• AVAILABLE DATA:
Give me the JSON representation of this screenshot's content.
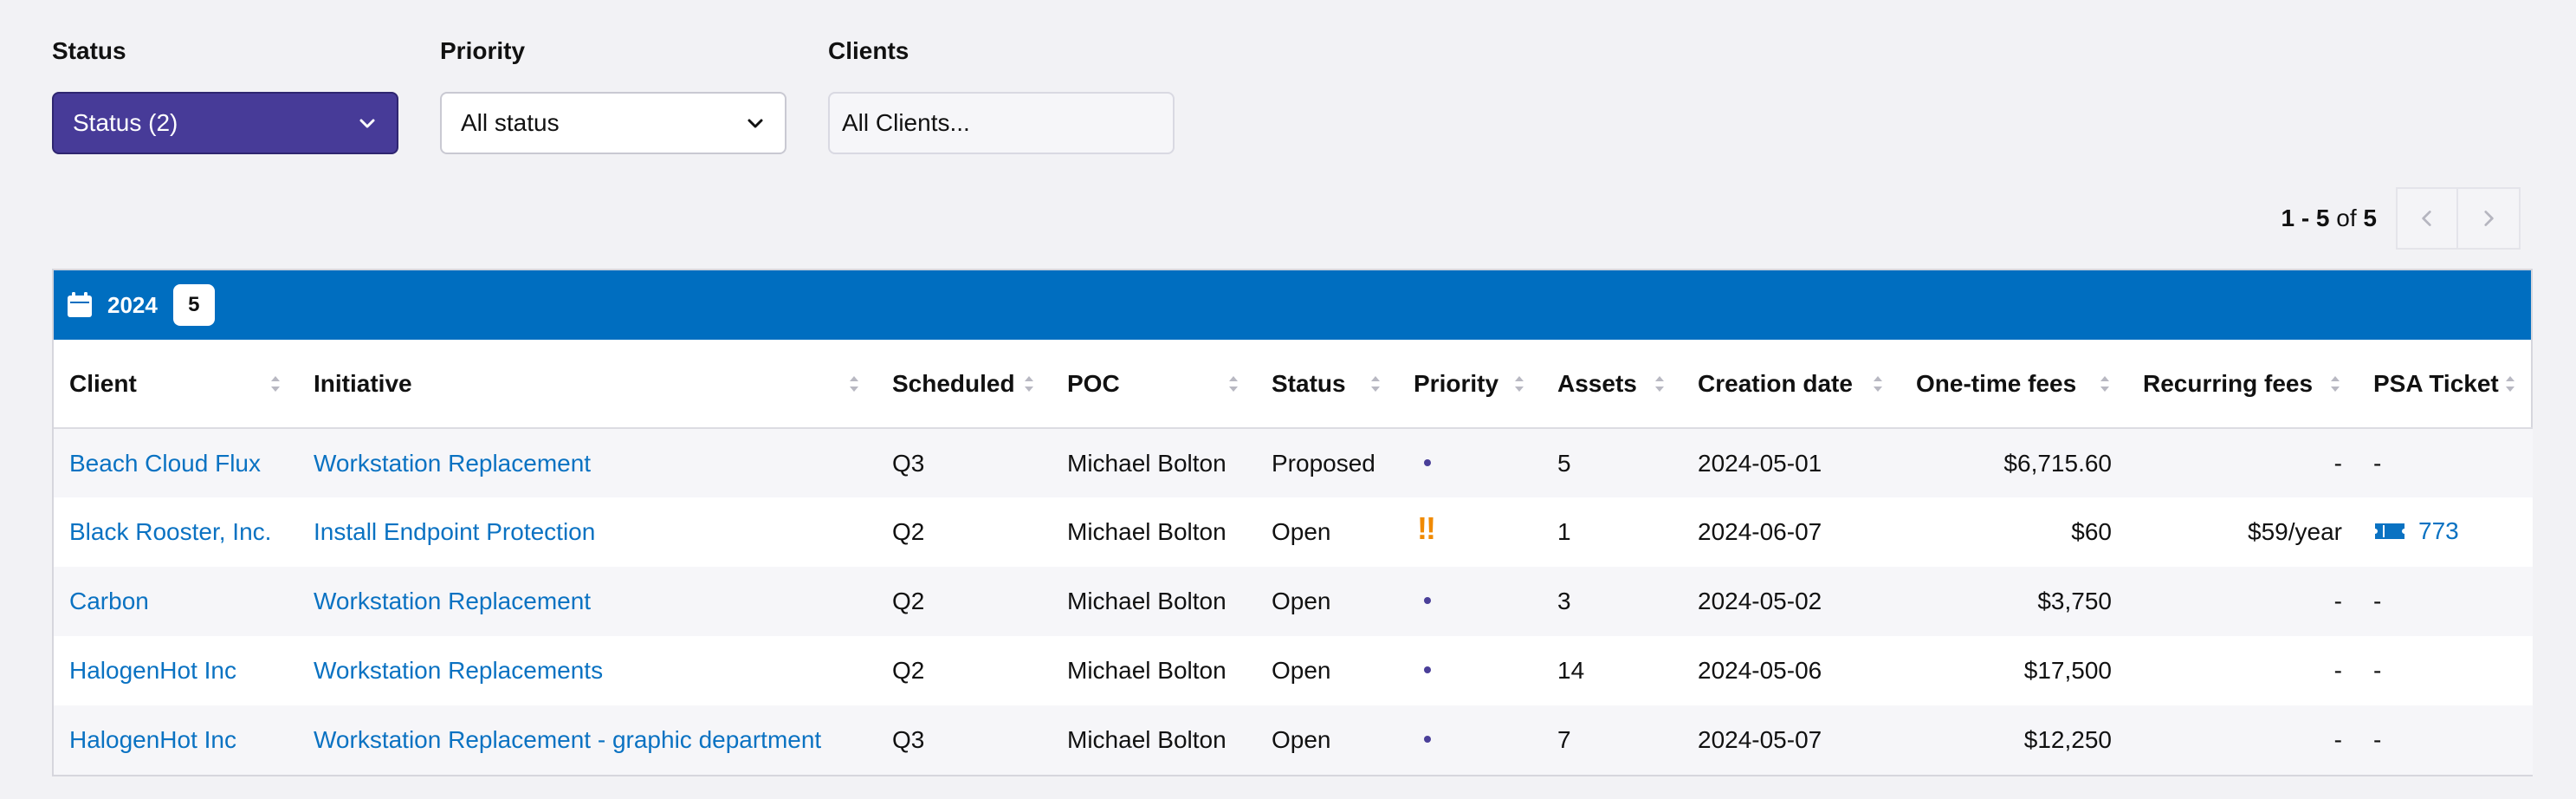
{
  "filters": {
    "status": {
      "label": "Status",
      "value": "Status (2)"
    },
    "priority": {
      "label": "Priority",
      "value": "All status"
    },
    "clients": {
      "label": "Clients",
      "placeholder": "All Clients..."
    }
  },
  "pagination": {
    "range_start": "1",
    "range_end": "5",
    "of_text": "of",
    "total": "5",
    "separator": "-"
  },
  "group": {
    "year": "2024",
    "count": "5"
  },
  "columns": {
    "client": "Client",
    "initiative": "Initiative",
    "scheduled": "Scheduled",
    "poc": "POC",
    "status": "Status",
    "priority": "Priority",
    "assets": "Assets",
    "creation_date": "Creation date",
    "one_time_fees": "One-time fees",
    "recurring_fees": "Recurring fees",
    "psa_ticket": "PSA Ticket"
  },
  "rows": [
    {
      "client": "Beach Cloud Flux",
      "initiative": "Workstation Replacement",
      "scheduled": "Q3",
      "poc": "Michael Bolton",
      "status": "Proposed",
      "priority": "low",
      "assets": "5",
      "creation_date": "2024-05-01",
      "one_time_fees": "$6,715.60",
      "recurring_fees": "-",
      "psa_ticket": "-"
    },
    {
      "client": "Black Rooster, Inc.",
      "initiative": "Install Endpoint Protection",
      "scheduled": "Q2",
      "poc": "Michael Bolton",
      "status": "Open",
      "priority": "high",
      "priority_text": "!!",
      "assets": "1",
      "creation_date": "2024-06-07",
      "one_time_fees": "$60",
      "recurring_fees": "$59/year",
      "psa_ticket": "773"
    },
    {
      "client": "Carbon",
      "initiative": "Workstation Replacement",
      "scheduled": "Q2",
      "poc": "Michael Bolton",
      "status": "Open",
      "priority": "low",
      "assets": "3",
      "creation_date": "2024-05-02",
      "one_time_fees": "$3,750",
      "recurring_fees": "-",
      "psa_ticket": "-"
    },
    {
      "client": "HalogenHot Inc",
      "initiative": "Workstation Replacements",
      "scheduled": "Q2",
      "poc": "Michael Bolton",
      "status": "Open",
      "priority": "low",
      "assets": "14",
      "creation_date": "2024-05-06",
      "one_time_fees": "$17,500",
      "recurring_fees": "-",
      "psa_ticket": "-"
    },
    {
      "client": "HalogenHot Inc",
      "initiative": "Workstation Replacement - graphic department",
      "scheduled": "Q3",
      "poc": "Michael Bolton",
      "status": "Open",
      "priority": "low",
      "assets": "7",
      "creation_date": "2024-05-07",
      "one_time_fees": "$12,250",
      "recurring_fees": "-",
      "psa_ticket": "-"
    }
  ],
  "icons": {
    "status_chevron": "chevron-down-icon",
    "priority_chevron": "chevron-down-icon",
    "prev": "chevron-left-icon",
    "next": "chevron-right-icon",
    "group": "calendar-icon",
    "ticket": "ticket-icon",
    "sort": "sort-icon"
  },
  "colors": {
    "accent_purple": "#473b98",
    "group_bar_blue": "#006ec0",
    "link_blue": "#0a72c2",
    "priority_high": "#f08a00",
    "priority_low": "#4a3f99"
  }
}
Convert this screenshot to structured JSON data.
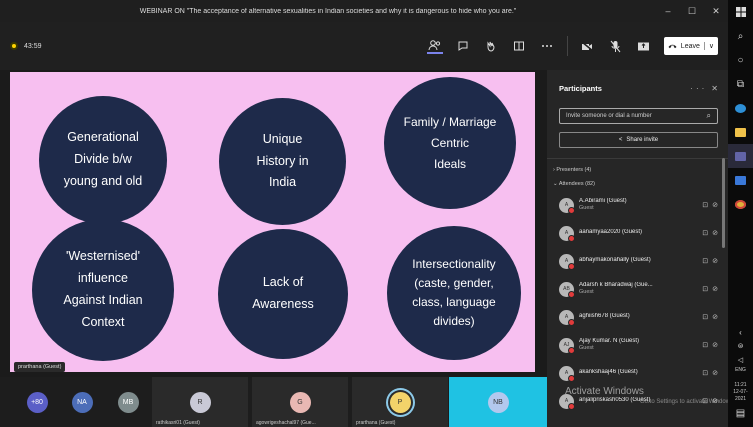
{
  "window": {
    "title": "WEBINAR ON \"The acceptance of alternative sexualities in Indian societies and why it is dangerous to hide who you are.\"",
    "min": "–",
    "max": "☐",
    "close": "✕"
  },
  "toolbar": {
    "timer": "43:59",
    "leave_label": "Leave",
    "leave_caret": "∨"
  },
  "slide": {
    "items": [
      {
        "text": "Generational\nDivide b/w\nyoung and old"
      },
      {
        "text": "Unique\nHistory in\nIndia"
      },
      {
        "text": "Family / Marriage\nCentric\nIdeals"
      },
      {
        "text": "'Westernised'\ninfluence\nAgainst Indian\nContext"
      },
      {
        "text": "Lack of\nAwareness"
      },
      {
        "text": "Intersectionality\n(caste, gender,\nclass, language\ndivides)"
      }
    ],
    "presenter_chip": "prarthana (Guest)"
  },
  "participants": {
    "title": "Participants",
    "more": "···",
    "close": "✕",
    "invite_placeholder": "Invite someone or dial a number",
    "share_invite": "Share invite",
    "presenters_section": "Presenters (4)",
    "attendees_section": "Attendees (82)",
    "list": [
      {
        "initials": "A",
        "name": "A.Abirami (Guest)",
        "sub": "Guest"
      },
      {
        "initials": "A",
        "name": "aanamyaa2020 (Guest)",
        "sub": ""
      },
      {
        "initials": "A",
        "name": "abhaymakonahally (Guest)",
        "sub": ""
      },
      {
        "initials": "AB",
        "name": "Adarsh k Bharadwaj (Gue...",
        "sub": "Guest"
      },
      {
        "initials": "A",
        "name": "aghiish678 (Guest)",
        "sub": ""
      },
      {
        "initials": "AJ",
        "name": "Ajay Kumar. N (Guest)",
        "sub": "Guest"
      },
      {
        "initials": "A",
        "name": "akankshaaj46 (Guest)",
        "sub": ""
      },
      {
        "initials": "A",
        "name": "anjalipriskash0530 (Guest)",
        "sub": ""
      }
    ],
    "watermark": "Activate Windows",
    "watermark_sub": "Go to Settings to activate Windows."
  },
  "strip": {
    "tiles": [
      {
        "initials": "+80",
        "color": "#5b5fc7",
        "label": ""
      },
      {
        "initials": "NA",
        "color": "#4c6db8",
        "label": ""
      },
      {
        "initials": "MB",
        "color": "#7f8c8d",
        "label": ""
      },
      {
        "initials": "R",
        "color": "#c9c9d6",
        "label": "rathikasri01 (Guest)"
      },
      {
        "initials": "G",
        "color": "#e9b8b3",
        "label": "agowrigeshachal97 (Gue..."
      },
      {
        "initials": "P",
        "color": "#f3d36a",
        "label": "prarthana (Guest)"
      },
      {
        "initials": "NB",
        "color": "#b3c8ee",
        "label": ""
      }
    ]
  },
  "taskbar": {
    "lang": "ENG",
    "time": "11:21",
    "date": "12-07-2021"
  },
  "colors": {
    "slide_bg": "#f7bff0",
    "circle": "#1e2a4a",
    "accent": "#7b83eb",
    "video_tile": "#1fc2e3"
  }
}
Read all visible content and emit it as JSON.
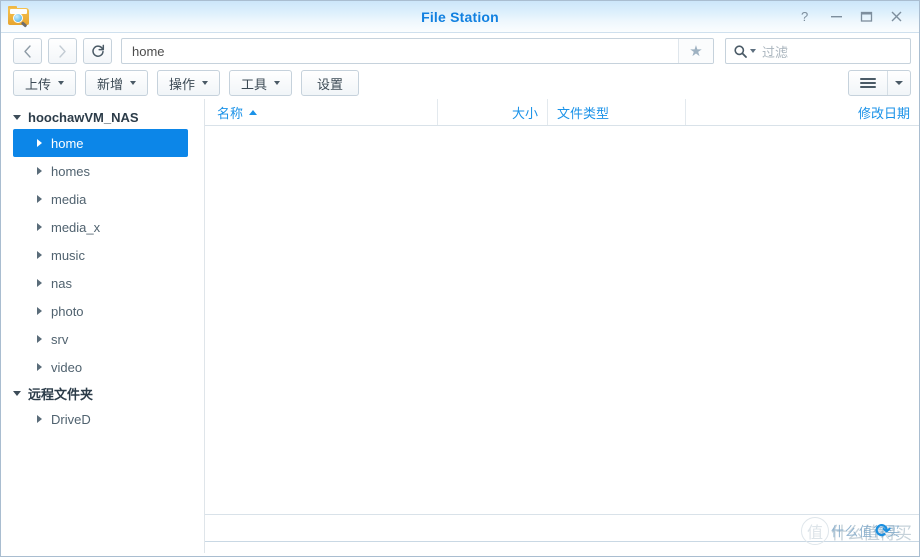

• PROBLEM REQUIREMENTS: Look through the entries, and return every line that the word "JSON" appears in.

• OUTPUT:
Give me the JSON representation of this screenshot's content.
Convert this screenshot to structured JSON data.
Read all visible content and emit it as JSON.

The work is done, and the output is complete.